Vidna Obmana & Willem Tanke: Variations for Organ, Keyboard and Processors

The indefatigable Vidna Obmana returns with another hour of high-concept Ambient product. Here he’s come up with a series of variations and treatments of organ pieces composed by Willem Tanke. Tanke was inspired by Fritjof Capra’s Tao of Physics, which draws parallels between modern Western physics and Eastern mystical traditions. The sleeve note claims that Tanke and Obmana “attempted to capture the atmosphere of the mystical visions and subatomic whirls” which form the subject of the book. Not being familiar with Capra’s work, I’m not in a position to judge the success or otherwise of this venture. But in purely musical terms the results are moody and elegant, a striking dialogue between ancient and modern that largely avoids the soporific tendencies of Obmana’s earlier The Shape of Solitude.

Tanke played his original compositions on a classical pipe organ, and Obmana then processed parts of these electronically. The organ tends to occupy the upper register while Obmana’s treatments rumble away in counterpoint. The pace is formidably slow: Tanke plays the organ with evident respect for its origins, careful not to rob the instrument of its spiritual context. Obmana layers in sonorous drones to the point where it becomes hard to distinguish between his contributions and those of Tanke. The combination is reminiscent in places of such monuments to inner space as Tangerine Dream’s Phaedra and Vangelis’ Blade Runner soundtrack, enveloping the listener in warm cocoons of sound.

Occasionally the mood deepens. On the lengthy ‘Canon III’ the electronics quietly recede, allowing the dramatic swell of the organ to dominate. On ‘Choral (Midi-Etude)’ the clicks and noises of the original acoustic recording are looped to form soft but ominous beats. Such interventions strengthen the impact of this impressive recording.

(Originally published in The Sound Projector 8, 2000)

Vidna Obmana & Serge Devadder: The Shape of Solitude

Vidna Obmana is a Belgian sound sculptor whose recent Motives for Recycling, a remix of work by Asmus Tietchens, was reviewed in the last Sound Projector. On this occasion he teams up with guitarist Serge Devadder for an hour’s worth of fairly run-of-the-mill Ambient fare.

The CD opens with some virtuoso guitar playing from Devadder.
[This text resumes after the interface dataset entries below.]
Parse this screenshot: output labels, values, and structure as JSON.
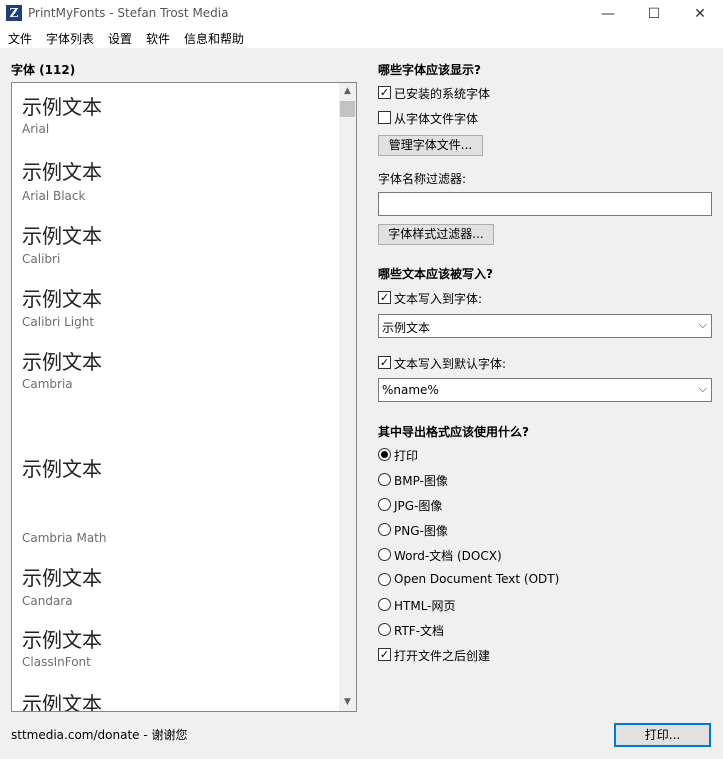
{
  "window": {
    "title": "PrintMyFonts - Stefan Trost Media"
  },
  "menu": [
    "文件",
    "字体列表",
    "设置",
    "软件",
    "信息和帮助"
  ],
  "font_panel": {
    "header": "字体 (112)",
    "items": [
      {
        "sample": "示例文本",
        "name": "Arial"
      },
      {
        "sample": "示例文本",
        "name": "Arial Black"
      },
      {
        "sample": "示例文本",
        "name": "Calibri"
      },
      {
        "sample": "示例文本",
        "name": "Calibri Light"
      },
      {
        "sample": "示例文本",
        "name": "Cambria"
      },
      {
        "sample": "示例文本",
        "name": "Cambria Math"
      },
      {
        "sample": "示例文本",
        "name": "Candara"
      },
      {
        "sample": "示例文本",
        "name": "ClassInFont"
      },
      {
        "sample": "示例文本",
        "name": ""
      }
    ]
  },
  "which_fonts": {
    "heading": "哪些字体应该显示?",
    "installed_label": "已安装的系统字体",
    "installed_checked": true,
    "from_file_label": "从字体文件字体",
    "from_file_checked": false,
    "manage_button": "管理字体文件...",
    "name_filter_label": "字体名称过滤器:",
    "name_filter_value": "",
    "style_filter_button": "字体样式过滤器..."
  },
  "which_text": {
    "heading": "哪些文本应该被写入?",
    "write_to_font_label": "文本写入到字体:",
    "write_to_font_checked": true,
    "write_to_font_value": "示例文本",
    "write_to_default_label": "文本写入到默认字体:",
    "write_to_default_checked": true,
    "write_to_default_value": "%name%"
  },
  "export": {
    "heading": "其中导出格式应该使用什么?",
    "options": [
      "打印",
      "BMP-图像",
      "JPG-图像",
      "PNG-图像",
      "Word-文档 (DOCX)",
      "Open Document Text (ODT)",
      "HTML-网页",
      "RTF-文档"
    ],
    "selected_index": 0,
    "open_after_label": "打开文件之后创建",
    "open_after_checked": true
  },
  "footer": {
    "donate_text": "sttmedia.com/donate - 谢谢您",
    "print_button": "打印..."
  }
}
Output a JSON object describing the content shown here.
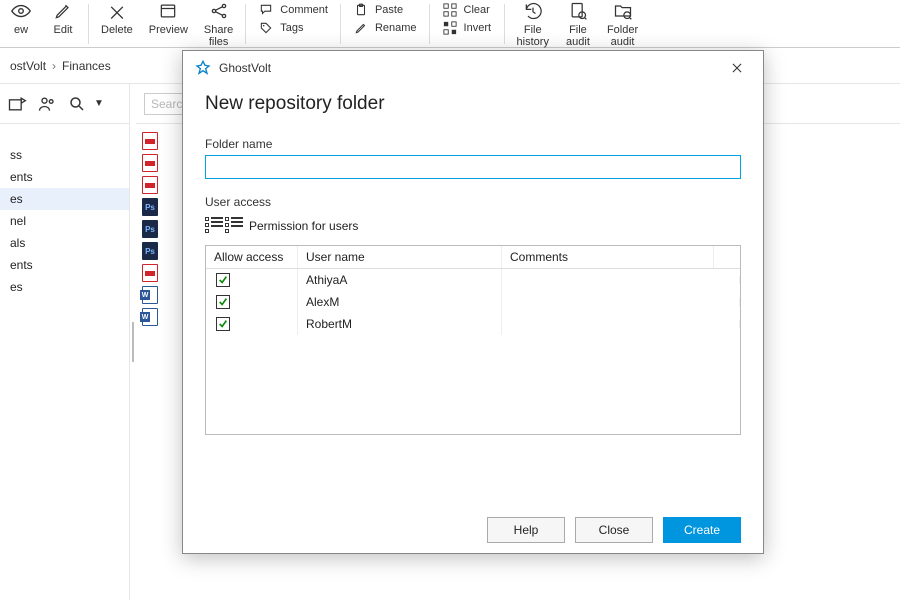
{
  "ribbon": {
    "view": "ew",
    "edit": "Edit",
    "delete": "Delete",
    "preview": "Preview",
    "share": "Share\nfiles",
    "comment": "Comment",
    "tags": "Tags",
    "paste": "Paste",
    "rename": "Rename",
    "clear": "Clear",
    "invert": "Invert",
    "file_history": "File\nhistory",
    "file_audit": "File\naudit",
    "folder_audit": "Folder\naudit"
  },
  "breadcrumb": {
    "a": "ostVolt",
    "b": "Finances"
  },
  "sidebar": {
    "items": [
      "ss",
      "ents",
      "es",
      "nel",
      "als",
      "ents",
      "es"
    ],
    "selected_index": 2
  },
  "search": {
    "placeholder": "Search"
  },
  "files": [
    "pdf",
    "pdf",
    "pdf",
    "ps",
    "ps",
    "ps",
    "pdf",
    "docx",
    "docx"
  ],
  "dialog": {
    "app": "GhostVolt",
    "title": "New repository folder",
    "folder_label": "Folder name",
    "folder_value": "",
    "access_label": "User access",
    "perm_label": "Permission for users",
    "columns": {
      "allow": "Allow access",
      "user": "User name",
      "comments": "Comments"
    },
    "rows": [
      {
        "allow": true,
        "user": "AthiyaA",
        "comments": ""
      },
      {
        "allow": true,
        "user": "AlexM",
        "comments": ""
      },
      {
        "allow": true,
        "user": "RobertM",
        "comments": ""
      }
    ],
    "help": "Help",
    "close": "Close",
    "create": "Create"
  }
}
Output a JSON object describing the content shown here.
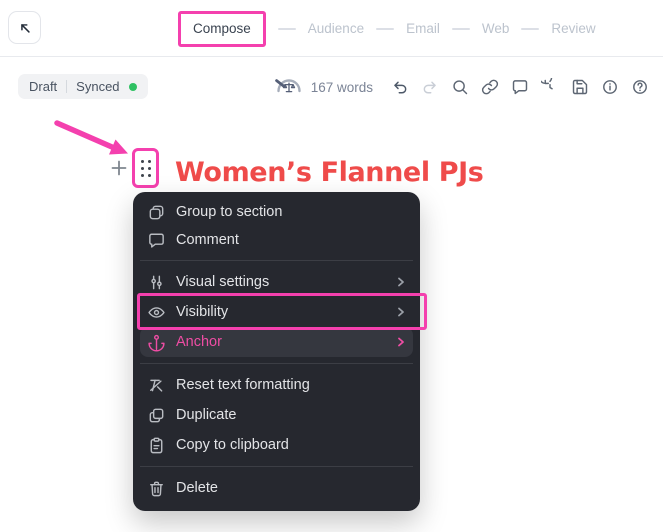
{
  "colors": {
    "annotation_pink": "#f440ae",
    "heading_red": "#ef4b4a",
    "synced_green": "#2fc163",
    "menu_background": "#26282f",
    "anchor_pink": "#ee4da4"
  },
  "header": {
    "back_icon": "arrow-up-left",
    "tabs": [
      {
        "label": "Compose",
        "active": true,
        "annotated": true
      },
      {
        "label": "Audience",
        "active": false
      },
      {
        "label": "Email",
        "active": false
      },
      {
        "label": "Web",
        "active": false
      },
      {
        "label": "Review",
        "active": false
      }
    ]
  },
  "toolbar": {
    "draft_label": "Draft",
    "synced_label": "Synced",
    "word_count": "167 words",
    "gauge_icon": "readability-gauge-icon",
    "icons": [
      "undo-icon",
      "redo-icon",
      "search-icon",
      "link-icon",
      "comment-icon",
      "history-icon",
      "save-icon",
      "info-icon",
      "help-icon"
    ],
    "redo_disabled": true
  },
  "content": {
    "heading": "Women’s Flannel PJs",
    "plus_icon": "plus-icon",
    "drag_handle_icon": "drag-handle-dots-icon"
  },
  "menu": {
    "items": [
      {
        "label": "Group to section",
        "icon": "group-icon"
      },
      {
        "label": "Comment",
        "icon": "comment-icon"
      },
      {
        "label": "Visual settings",
        "icon": "sliders-icon",
        "submenu": true
      },
      {
        "label": "Visibility",
        "icon": "eye-icon",
        "submenu": true,
        "annotated": true
      },
      {
        "label": "Anchor",
        "icon": "anchor-icon",
        "submenu": true,
        "highlighted": true
      },
      {
        "label": "Reset text formatting",
        "icon": "clear-format-icon"
      },
      {
        "label": "Duplicate",
        "icon": "duplicate-icon"
      },
      {
        "label": "Copy to clipboard",
        "icon": "clipboard-icon"
      },
      {
        "label": "Delete",
        "icon": "trash-icon"
      }
    ]
  }
}
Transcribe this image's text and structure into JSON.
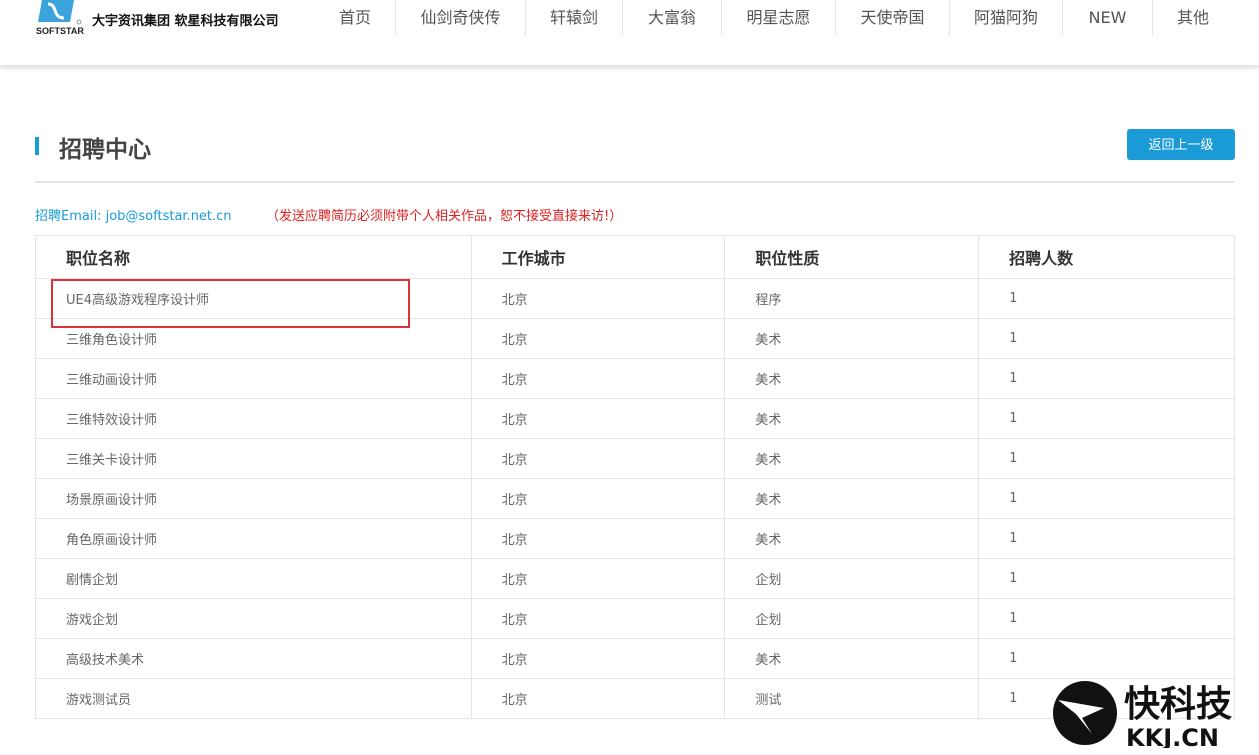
{
  "header": {
    "logo_text": "SOFTSTAR",
    "company": "大宇资讯集团 软星科技有限公司",
    "nav": [
      "首页",
      "仙剑奇侠传",
      "轩辕剑",
      "大富翁",
      "明星志愿",
      "天使帝国",
      "阿猫阿狗",
      "NEW",
      "其他"
    ]
  },
  "page": {
    "title": "招聘中心",
    "back_label": "返回上一级",
    "email": "招聘Email: job@softstar.net.cn",
    "notice": "（发送应聘简历必须附带个人相关作品，恕不接受直接来访!）"
  },
  "table": {
    "headers": [
      "职位名称",
      "工作城市",
      "职位性质",
      "招聘人数"
    ],
    "rows": [
      [
        "UE4高级游戏程序设计师",
        "北京",
        "程序",
        "1"
      ],
      [
        "三维角色设计师",
        "北京",
        "美术",
        "1"
      ],
      [
        "三维动画设计师",
        "北京",
        "美术",
        "1"
      ],
      [
        "三维特效设计师",
        "北京",
        "美术",
        "1"
      ],
      [
        "三维关卡设计师",
        "北京",
        "美术",
        "1"
      ],
      [
        "场景原画设计师",
        "北京",
        "美术",
        "1"
      ],
      [
        "角色原画设计师",
        "北京",
        "美术",
        "1"
      ],
      [
        "剧情企划",
        "北京",
        "企划",
        "1"
      ],
      [
        "游戏企划",
        "北京",
        "企划",
        "1"
      ],
      [
        "高级技术美术",
        "北京",
        "美术",
        "1"
      ],
      [
        "游戏测试员",
        "北京",
        "测试",
        "1"
      ]
    ]
  },
  "watermark": {
    "text": "快科技",
    "sub": "KKJ.CN"
  }
}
His technique may be faultless, but the effect is soporific. Interwoven with these tasteful pluckings are Obmana’s more testing manipulations, which gradually come to dominate the album.

‘Perceptual Edge’ sees Devadder’s playing move up a notch, his intricate picking complemented nicely by Obmana’s sustained washes of sound. The lengthy ‘A Stinging Memory Of Shared Skin’ is the album’s high point; the heavily treated guitar floats malevolently around the listener, producing an eerie, alien sound world. This ominous mood continues in the album’s effective closing piece, ‘Leaving This Place Again’.

Over the course of an hour, however, interest palls. The above highlights aside, it all sounds so terribly inert, its aimlessness evidence of a lack of imagination and spirit rather than any kind of contemplative detachment.

(Originally published in The Sound Projector 7, 2000)